Program chipping away at Durham’s poverty
In Durham County, one out of every five people lives in poverty, according to the U. S. Census Bureau.
For children and teenagers under 18, the number is greater than one in four -- 27.2 percent in 2011, the most recent year for which census data is available.
That is a staggering number, especially in a county whose overall affluence in recent years has lured upscale restaurants and retailers with a median household income of $47,007, nearly $3,000 more than North Carolina’s as a whole and one of the highest in the state.
To our credit, a host of agencies and individuals are trying to tackle the poverty issue from a multitude of directions.
Virtually all realize there is no magic bullet, no overarching solution that will neatly realize the vision of Jeffrey Sachs who wrote the influential “The End of Poverty” in 2005. “If we can try to end poverty in developing nations, why can’t we end poverty in Durham?” Sachs wrote.
That quotation frames the mission of End Poverty Durham, the tireless coalition of faith- and community-based organizations founded in 2005 by pastors Mel Williams and Haywood Holderness. Both have since retired from the active pulpit – Williams at Watts Street Baptist Church, Holderness at Westminster Presbyterian. They remain passionately committed to the cause.
And that quotation provided the introduction to the work of the Durham Economic Resource Center, which celebrated its fifth anniversary with a dinner and fashion show the weekend before Thanksgiving. A fashion show might seem an odd pairing, but I’ll get to why it was the perfect evening entertainment in a moment.
I don’t know that the leaders of that organization would articulate it quite this way, but the DERC is addressing the most basic antidote to poverty. The poor would not be poor if they had more money.
DERC, as the program notes that evening put it, is a “unique workforce development program that includes on-the-job training and reduced cost merchandise to help low-income residents stretch their incomes.”
That reduced-cost merchandise, sold at a 6,000-square foot distribution center that also serves as a job-training worksite, includes clothing and wardrobe items that can give aspiring job-seekers a fashionable, professional look that boosts both self-confidence and employability.
The fashion show demonstrated to the group’s supporters and guests the runway-worthy quality and variety of that clothing. And these are not thrift-shop castaways; the clothing sold at the center is new.
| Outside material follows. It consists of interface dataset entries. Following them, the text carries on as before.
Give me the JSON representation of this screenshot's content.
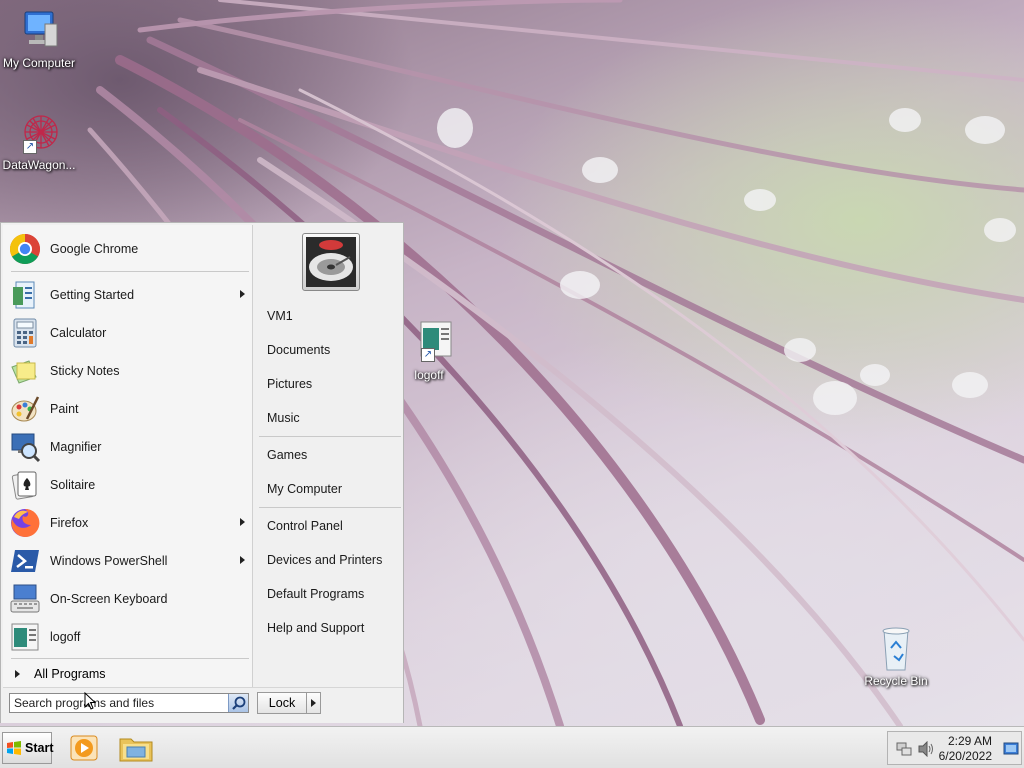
{
  "desktop": {
    "icons": [
      {
        "label": "My Computer"
      },
      {
        "label": "DataWagon..."
      },
      {
        "label": "logoff"
      },
      {
        "label": "Recycle Bin"
      }
    ]
  },
  "start_menu": {
    "pinned": [
      {
        "label": "Google Chrome"
      }
    ],
    "programs": [
      {
        "label": "Getting Started",
        "submenu": true
      },
      {
        "label": "Calculator",
        "submenu": false
      },
      {
        "label": "Sticky Notes",
        "submenu": false
      },
      {
        "label": "Paint",
        "submenu": false
      },
      {
        "label": "Magnifier",
        "submenu": false
      },
      {
        "label": "Solitaire",
        "submenu": false
      },
      {
        "label": "Firefox",
        "submenu": true
      },
      {
        "label": "Windows PowerShell",
        "submenu": true
      },
      {
        "label": "On-Screen Keyboard",
        "submenu": false
      },
      {
        "label": "logoff",
        "submenu": false
      }
    ],
    "all_programs": "All Programs",
    "search_placeholder": "Search programs and files",
    "right_links": [
      {
        "label": "VM1"
      },
      {
        "label": "Documents"
      },
      {
        "label": "Pictures"
      },
      {
        "label": "Music"
      },
      {
        "label": "Games"
      },
      {
        "label": "My Computer"
      },
      {
        "label": "Control Panel"
      },
      {
        "label": "Devices and Printers"
      },
      {
        "label": "Default Programs"
      },
      {
        "label": "Help and Support"
      }
    ],
    "lock_label": "Lock"
  },
  "taskbar": {
    "start_label": "Start",
    "pinned_icons": [
      "media-player-icon",
      "file-explorer-icon"
    ],
    "clock": {
      "time": "2:29 AM",
      "date": "6/20/2022"
    }
  },
  "colors": {
    "menu_bg": "#f0f0f0",
    "taskbar_bg": "#e6e6e6",
    "accent_blue": "#1a4fa6"
  }
}
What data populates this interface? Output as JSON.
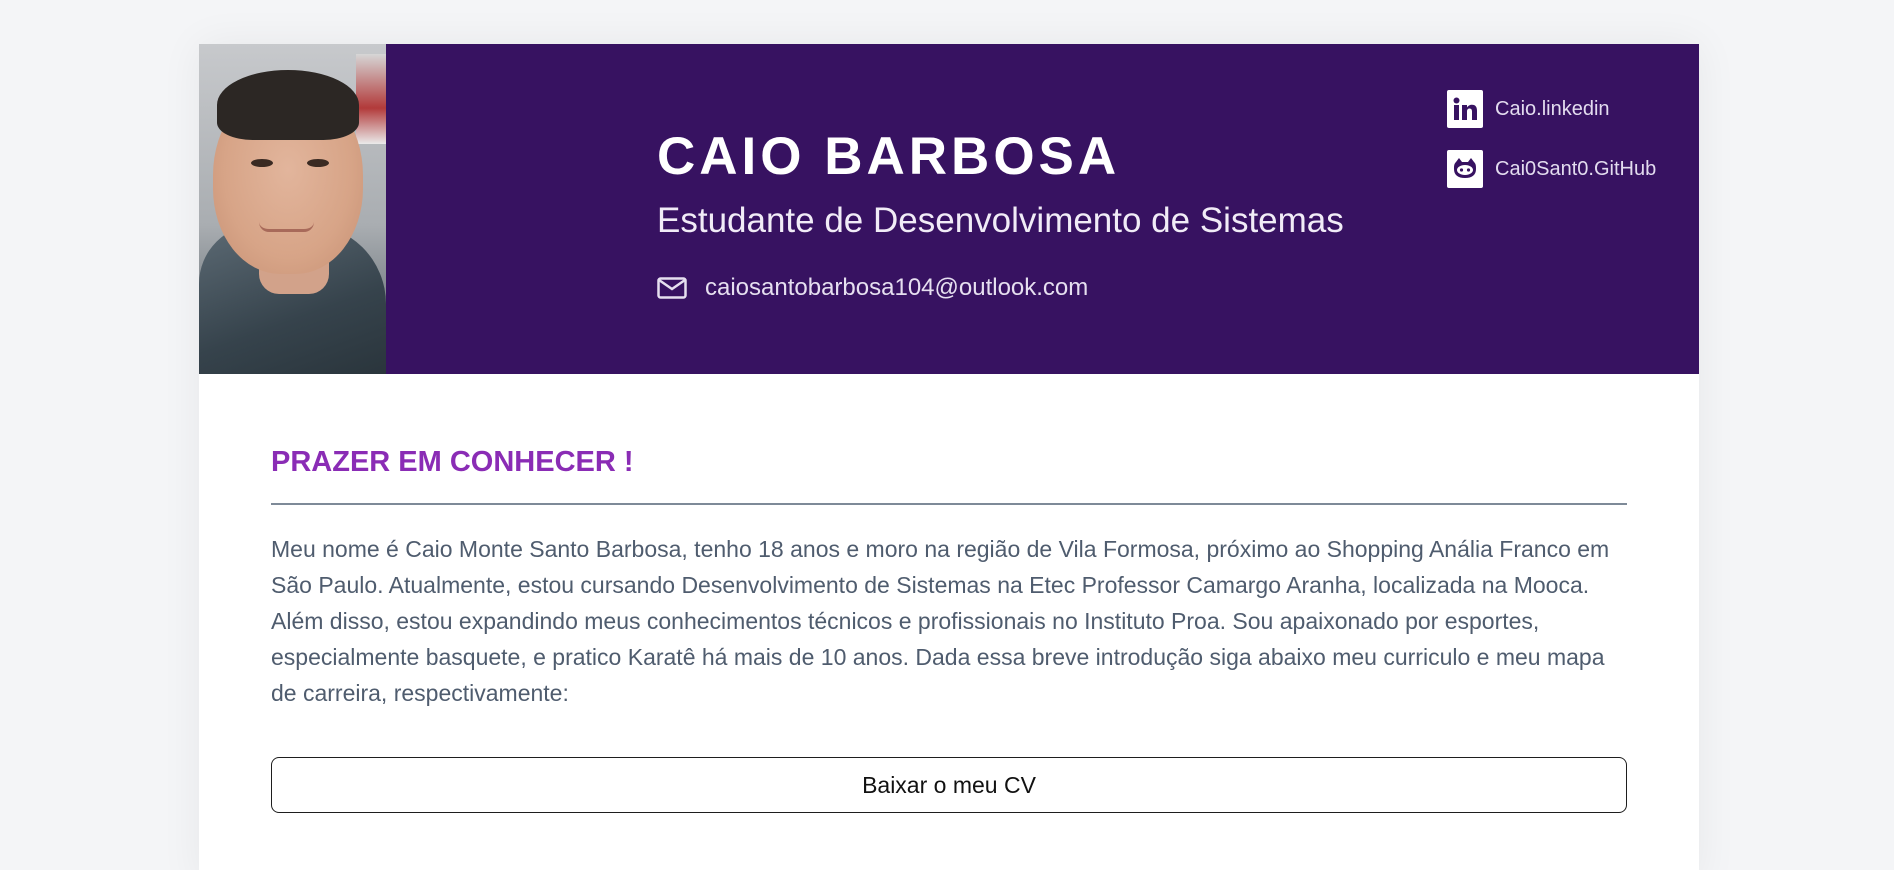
{
  "header": {
    "name": "CAIO BARBOSA",
    "subtitle": "Estudante de Desenvolvimento de Sistemas",
    "email": "caiosantobarbosa104@outlook.com",
    "email_icon": "envelope-icon"
  },
  "social": {
    "items": [
      {
        "label": "Caio.linkedin",
        "icon": "linkedin-icon"
      },
      {
        "label": "Cai0Sant0.GitHub",
        "icon": "github-icon"
      }
    ]
  },
  "about": {
    "title": "PRAZER EM CONHECER !",
    "text": "Meu nome é Caio Monte Santo Barbosa, tenho 18 anos e moro na região de Vila Formosa, próximo ao Shopping Anália Franco em São Paulo. Atualmente, estou cursando Desenvolvimento de Sistemas na Etec Professor Camargo Aranha, localizada na Mooca. Além disso, estou expandindo meus conhecimentos técnicos e profissionais no Instituto Proa. Sou apaixonado por esportes, especialmente basquete, e pratico Karatê há mais de 10 anos. Dada essa breve introdução siga abaixo meu curriculo e meu mapa de carreira, respectivamente:",
    "button_label": "Baixar o meu CV"
  },
  "colors": {
    "header_bg": "#371261",
    "title_accent": "#8a2cb5",
    "body_text": "#4f5c6e",
    "page_bg": "#f4f5f7"
  }
}
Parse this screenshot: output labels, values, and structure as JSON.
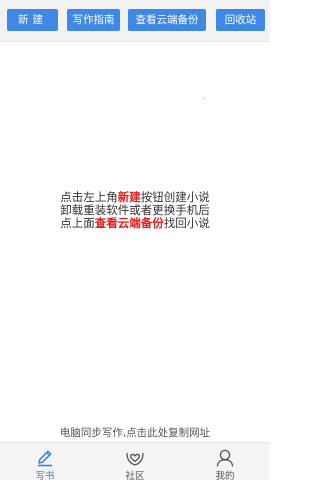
{
  "toolbar": {
    "new_label": "新建",
    "guide_label": "写作指南",
    "cloud_label": "查看云端备份",
    "bin_label": "回收站"
  },
  "hint": {
    "line1_a": "点击左上角",
    "line1_b": "新建",
    "line1_c": "按钮创建小说",
    "line2": "卸载重装软件或者更换手机后",
    "line3_a": "点上面",
    "line3_b": "查看云端备份",
    "line3_c": "找回小说"
  },
  "sync_text": "电脑同步写作,点击此处复制网址",
  "tabs": [
    {
      "label": "写书",
      "icon": "pen-icon"
    },
    {
      "label": "社区",
      "icon": "heart-hands-icon"
    },
    {
      "label": "我的",
      "icon": "user-icon"
    }
  ],
  "colors": {
    "accent": "#3f88e6",
    "highlight": "#e51e1e",
    "active_tab": "#3f7fe0"
  }
}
The program noted that the deep discounts at the center have saved its customers $4 million since its inception.
The program offered other encouraging numbers:
-- “DERC has enrolled 275 into the job-readiness, preparation and training program.
-- “176 or 60 percent have completed the program; 75 percent have been placed into employment or advanced educational opportunities.”
To be sure, 275 is a tiny number compared to the 51,000 poor people in Durham County.
But it is 275 people who might still face hopelessness and destitution.
Ending poverty is an audacious and probably fruitless goal. But reducing it sharply while ensuring that we have a safety net to ameliorate it for those for whom escape may be out of reach is a key to making this community realize its full potential.
It won’t happen overnight. It won’t happen with one wave of a wand. It is a long journey of small steps, and the DERC is an important one of those small steps.
Bob Ashley is editor of The Herald-Sun. You can reach him at 919-419-6678 or firstname.lastname@example.org.